The theory of change is a tool to help you describe the need you are trying to address, the changes you want to make (your outcomes), and what you plan to do (your activities).

Common language

Having a common language is important when developing a theory of change. It is worth noting that some of the definitions are contested, and it is not essential that you adopt them precisely.

The most important thing is that you understand what it means in this guide and that when you are developing a theory of change for your organization or project, everyone shares a common understanding.

Theory of Change model

Final goal: The broader social change a project or organization is trying to achieve.

Intermediate outcomes: The short-term changes, benefits, learning or other effects that result from what a project or organization does. These short-term steps will contribute to a final goal and may include changes in users’ knowledge, skills, attitudes, and behaviour. A useful way to think about intermediate outcomes is the outcomes achieved after the project—what service users take away from it.

Activities: The things that an organization or project does or the way it chooses to deliver a project day-to-day. Activities are within an organization or project’s control.

Inputs: The resources that go into the project that a team or organization needs to be able to carry out its activities.

Outputs: Products, services or facilities that result from an organization or project’s activities. These are often expressed quantitatively; for example, number of users, how many sessions they receive and the amount of contact they had with a project.

Enablers: Conditions or factors that need to be present or absent to allow an organization or project’s work to succeed. The presence or absence of enablers can help or hinder a project. There are two kinds of enablers:

Internal enablers need to exist inside an organization for a theory of change to work, and are mostly within an organization or project’s control. Internal enablers describe the mechanisms by which an organization delivers its work (such as the quality of services, relationships and the values and attitudes of staff).

External enablers need to exist in the external environment for a theory of change to work, and are often beyond an organization or project’s immediate control. External enablers describe the context in which an organization works (such as social, cultural, economic and political factors, laws, regulations, and working with other organizations).

Evidence: Information that you already have or plan to collect that is relevant to supporting or testing a theory of change.

Assumptions: The underlying beliefs about how a project will work, the people involved and the context. These are sometimes implicit in a logic model or theory of change, but it can be useful to state them explicitly.

Improving services

Once you have developed a theory of change, described how it is supported by existing evidence, and collected your own evidence, you can determine whether you have achieved the outcomes you intended. You will also be in a position to learn from your results and improve your services.
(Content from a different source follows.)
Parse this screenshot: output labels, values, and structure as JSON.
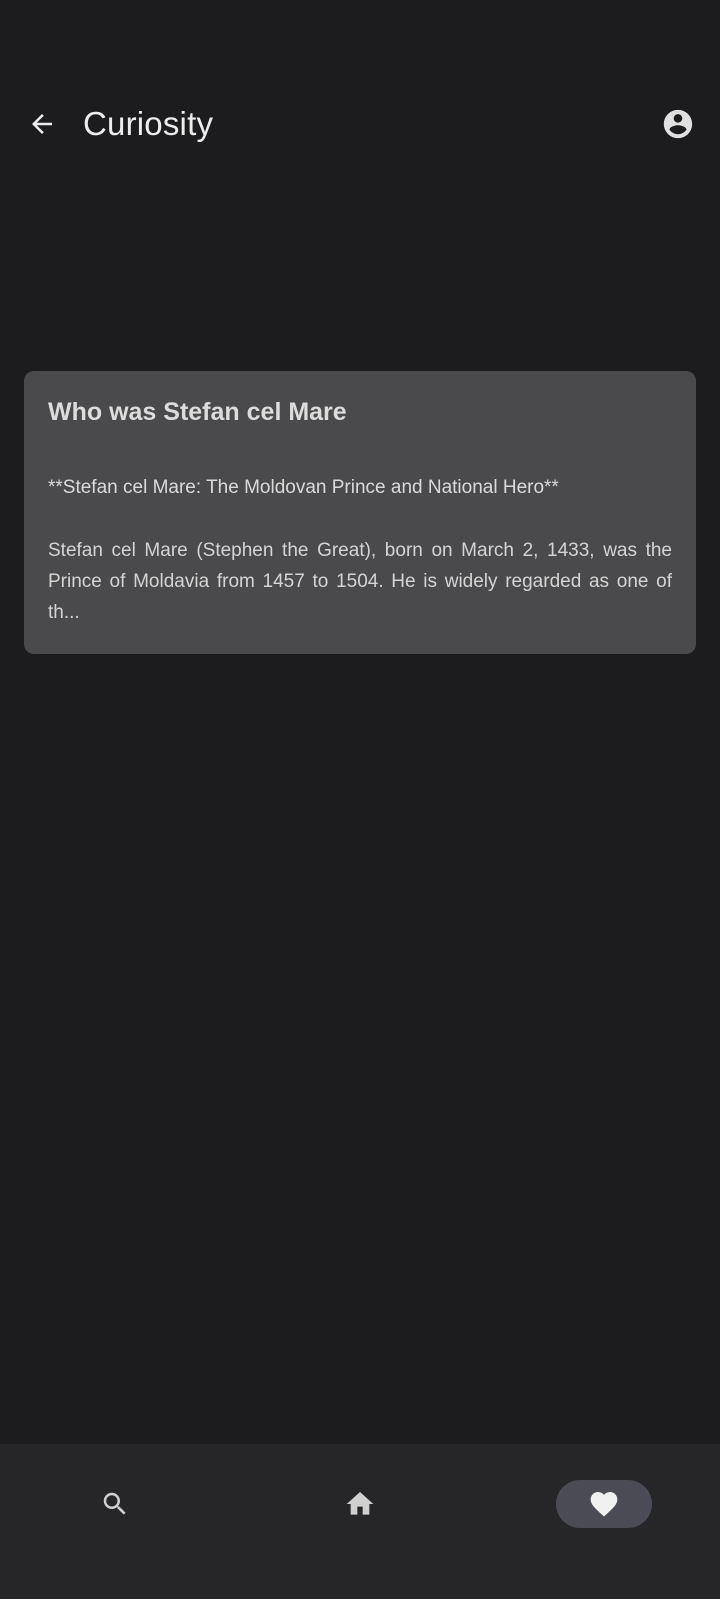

In a survey organizations stated that the greatest benefit of measuring their impact was improved services. To make improvements, you will need to critically reflect on the data you have collected and analyzed.

Two key questions to ask yourself are:

– What do your results say you are doing well
– What do your results say about what you need to improve?

To think about practical ways to improve your work, consider:

  • Are you delivering the right services?
  • Are you targeting your services at the right people?
  • Are there any gaps in your services?
  • Are there any unintended consequences?
  • Are some of your services more effective than others?
  • Would it make sense to allocate resources differently?


Basic assumptions that are based upon French and Bell in an Organizational Development (OD) trajectory

  1. Most individuals have drives towards personal growth and development. However, the work habits are a response to work environment rather than personality traits. Accordingly, efforts to change work habits should be directed towards changing how the person is treated rather than towards attempting to change the person.
  2. Highest productivity can be achieved when the individual goals are integrated with organizational goals. Also with such integration, the quality of the product is highly improved.
  3. Cooperation is more effective than competition. Conflict and competition tend to erode trust, prohibit collaboration and eventually limit the effectiveness of the organization. In healthy organizations, “efforts are made at all levels to treat conflict as a problem subject to problem solving methods.
  4. The suppression of feelings adversely affects problem solving, personal growth and satisfaction with one’s work. Accordingly, free expression of feelings is an important ingredient for commitment to work.
  5. The growth of individual members is facilitated by relationships, which are open, supportive and trusting. Accordingly, the level of interpersonal trust, support and cooperation should be as high as possible.
  6. The difference between commitment and agreement must be fully understood. Agreeing to do something is totally different from being committed to do something. Sense of commitment makes it easy to accept change and the implementation of change for the purpose of organi­zational development is even easier when such a commitment is based upon participation in the process.
  7. Organizational Development programmes, if they are to succeed, must be reinforced by the organization’s total human resources system.